----- The records

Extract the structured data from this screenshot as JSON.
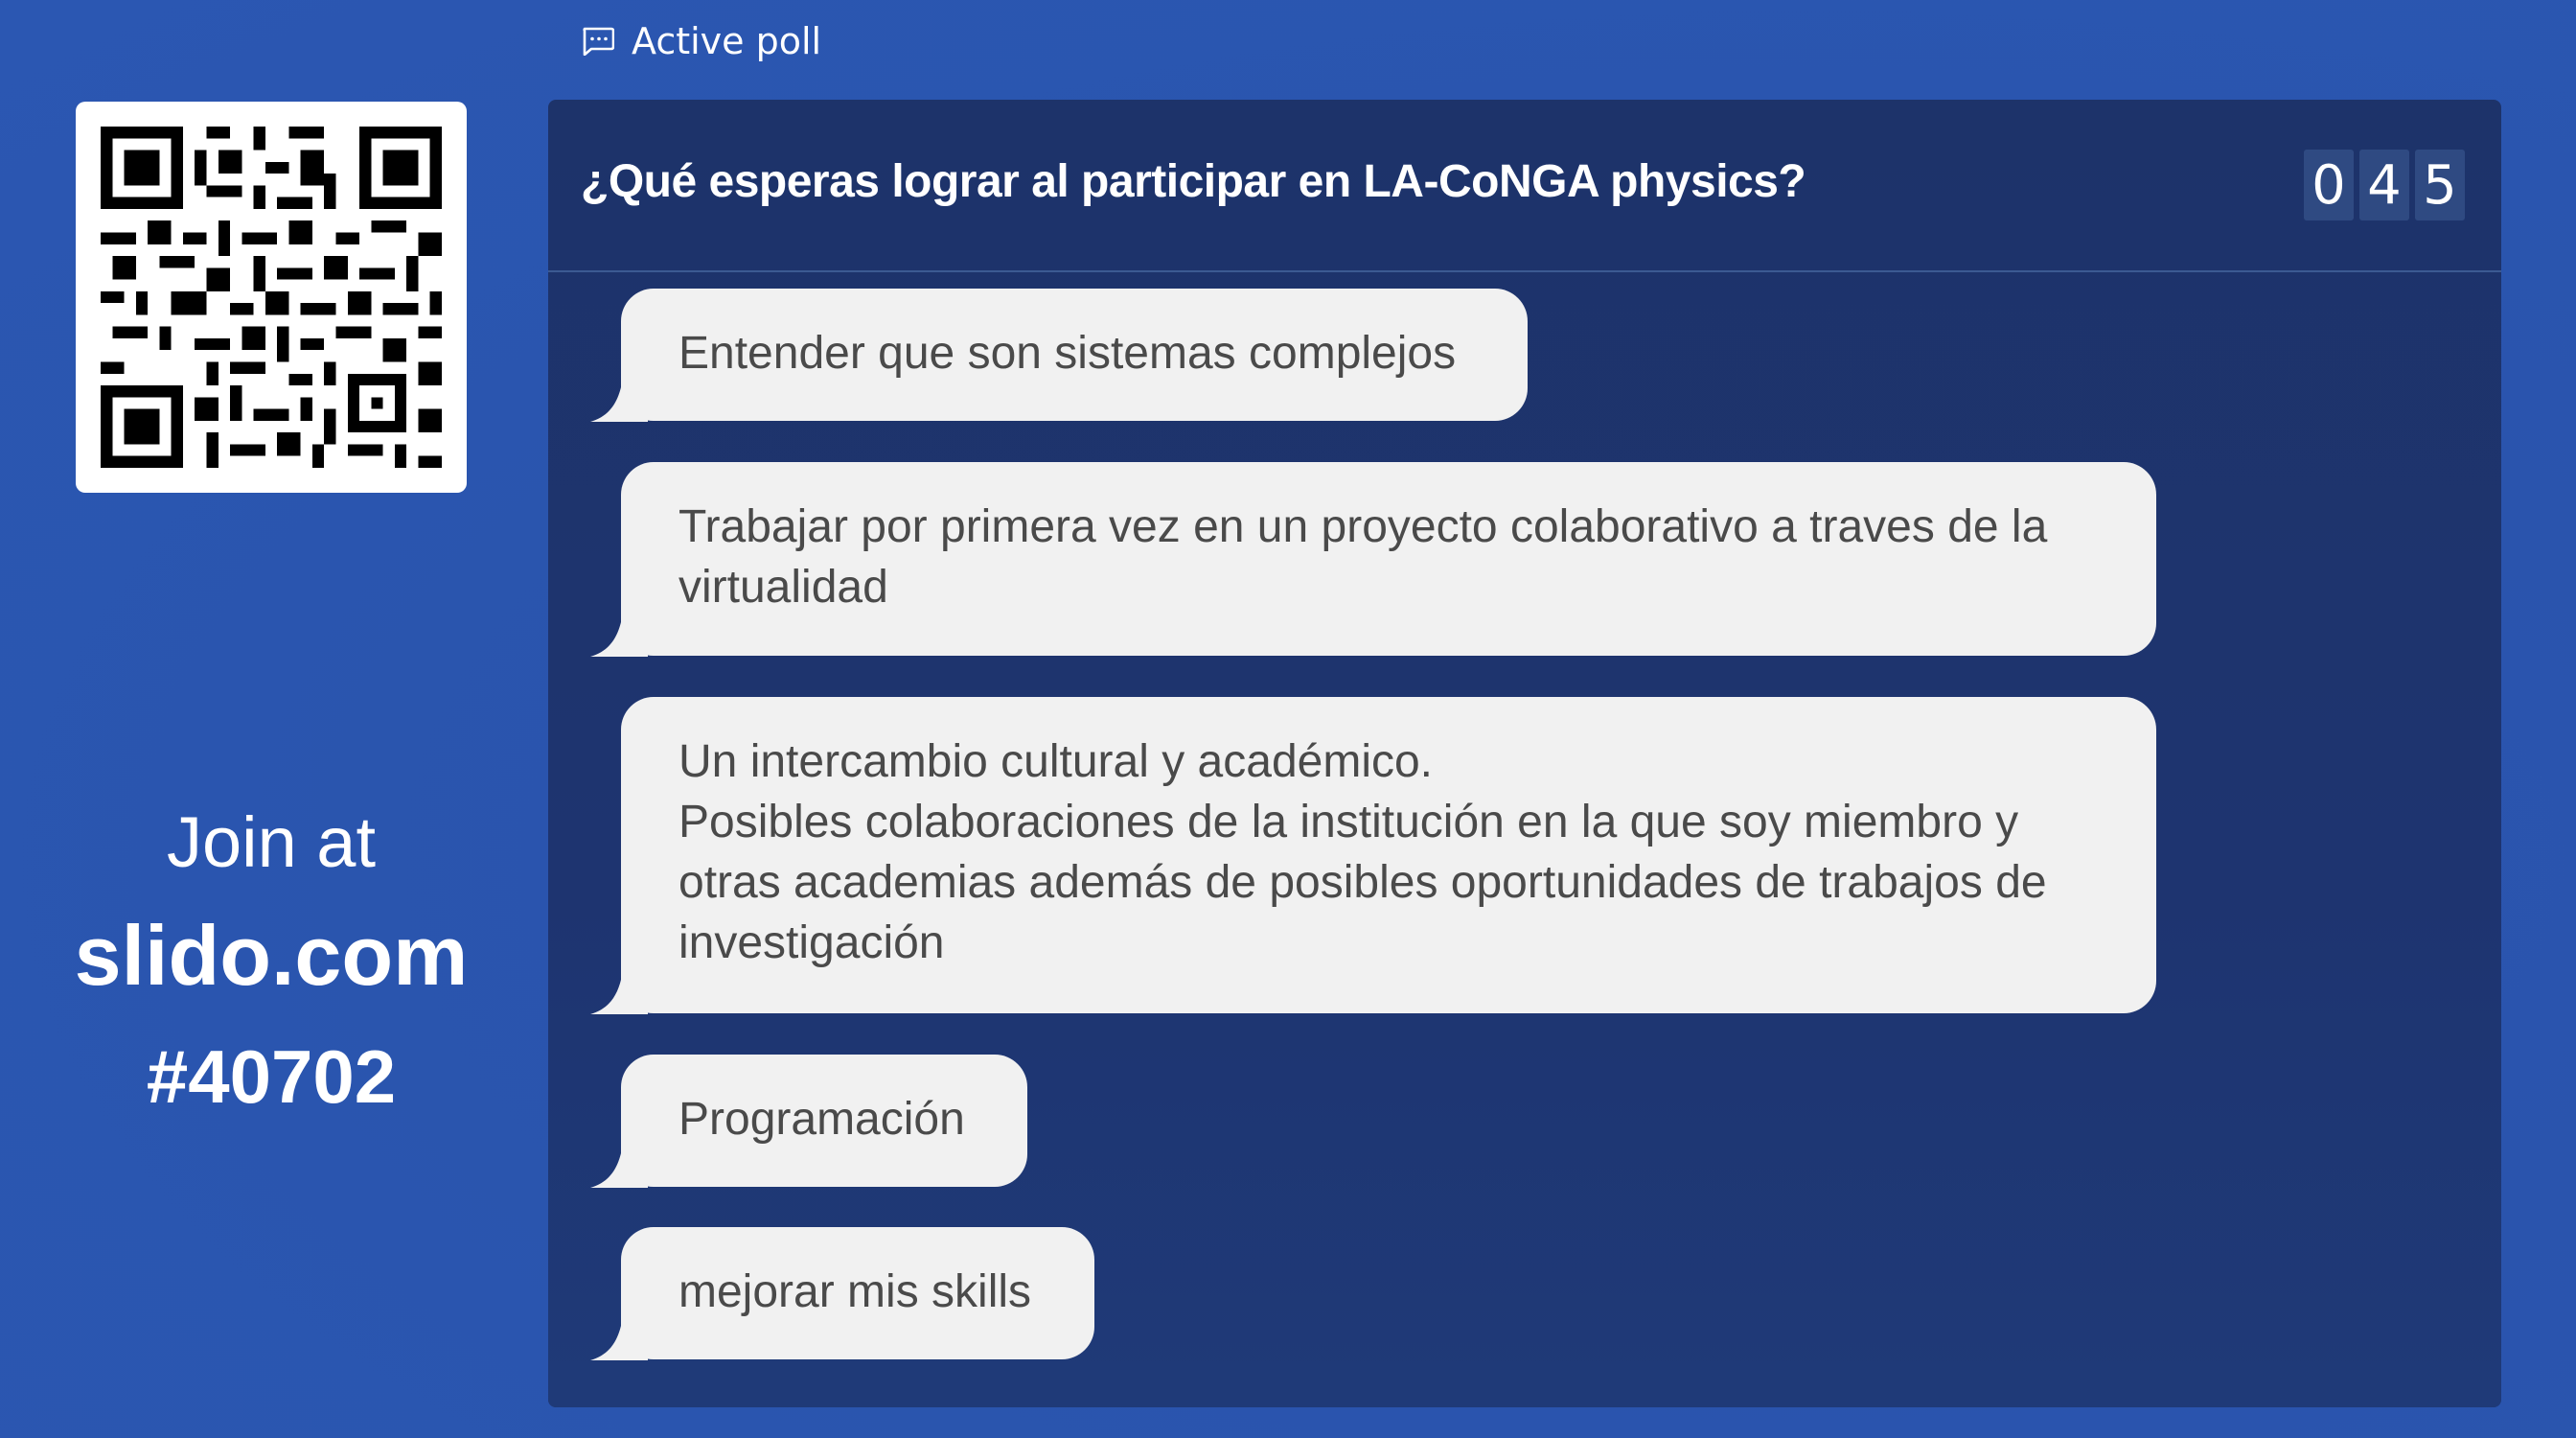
{
  "header": {
    "label": "Active poll",
    "icon": "chat-bubble-icon"
  },
  "join": {
    "line1": "Join at",
    "line2": "slido.com",
    "line3": "#40702"
  },
  "poll": {
    "question": "¿Qué esperas lograr al participar en LA-CoNGA physics?",
    "counter_digits": [
      "0",
      "4",
      "5"
    ],
    "responses": [
      "Entender que son sistemas complejos",
      "Trabajar por primera vez en un proyecto colaborativo a traves de la\nvirtualidad",
      "Un intercambio cultural y académico.\nPosibles colaboraciones de la institución en la que soy miembro y\notras academias además de posibles oportunidades de trabajos de\ninvestigación",
      "Programación",
      "mejorar mis skills"
    ]
  },
  "colors": {
    "background": "#2b56af",
    "panel": "#1e3470",
    "bubble": "#f1f1f1",
    "bubble_text": "#4a4a4a",
    "digit_bg": "#2f4a82"
  }
}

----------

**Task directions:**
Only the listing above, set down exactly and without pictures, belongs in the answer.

**Completed exercise:**
Extract the structured data from this screenshot as JSON.
{
  "header": {
    "label": "Active poll",
    "icon": "chat-bubble-icon"
  },
  "join": {
    "line1": "Join at",
    "line2": "slido.com",
    "line3": "#40702"
  },
  "poll": {
    "question": "¿Qué esperas lograr al participar en LA-CoNGA physics?",
    "counter_digits": [
      "0",
      "4",
      "5"
    ],
    "responses": [
      "Entender que son sistemas complejos",
      "Trabajar por primera vez en un proyecto colaborativo a traves de la\nvirtualidad",
      "Un intercambio cultural y académico.\nPosibles colaboraciones de la institución en la que soy miembro y\notras academias además de posibles oportunidades de trabajos de\ninvestigación",
      "Programación",
      "mejorar mis skills"
    ]
  },
  "colors": {
    "background": "#2b56af",
    "panel": "#1e3470",
    "bubble": "#f1f1f1",
    "bubble_text": "#4a4a4a",
    "digit_bg": "#2f4a82"
  }
}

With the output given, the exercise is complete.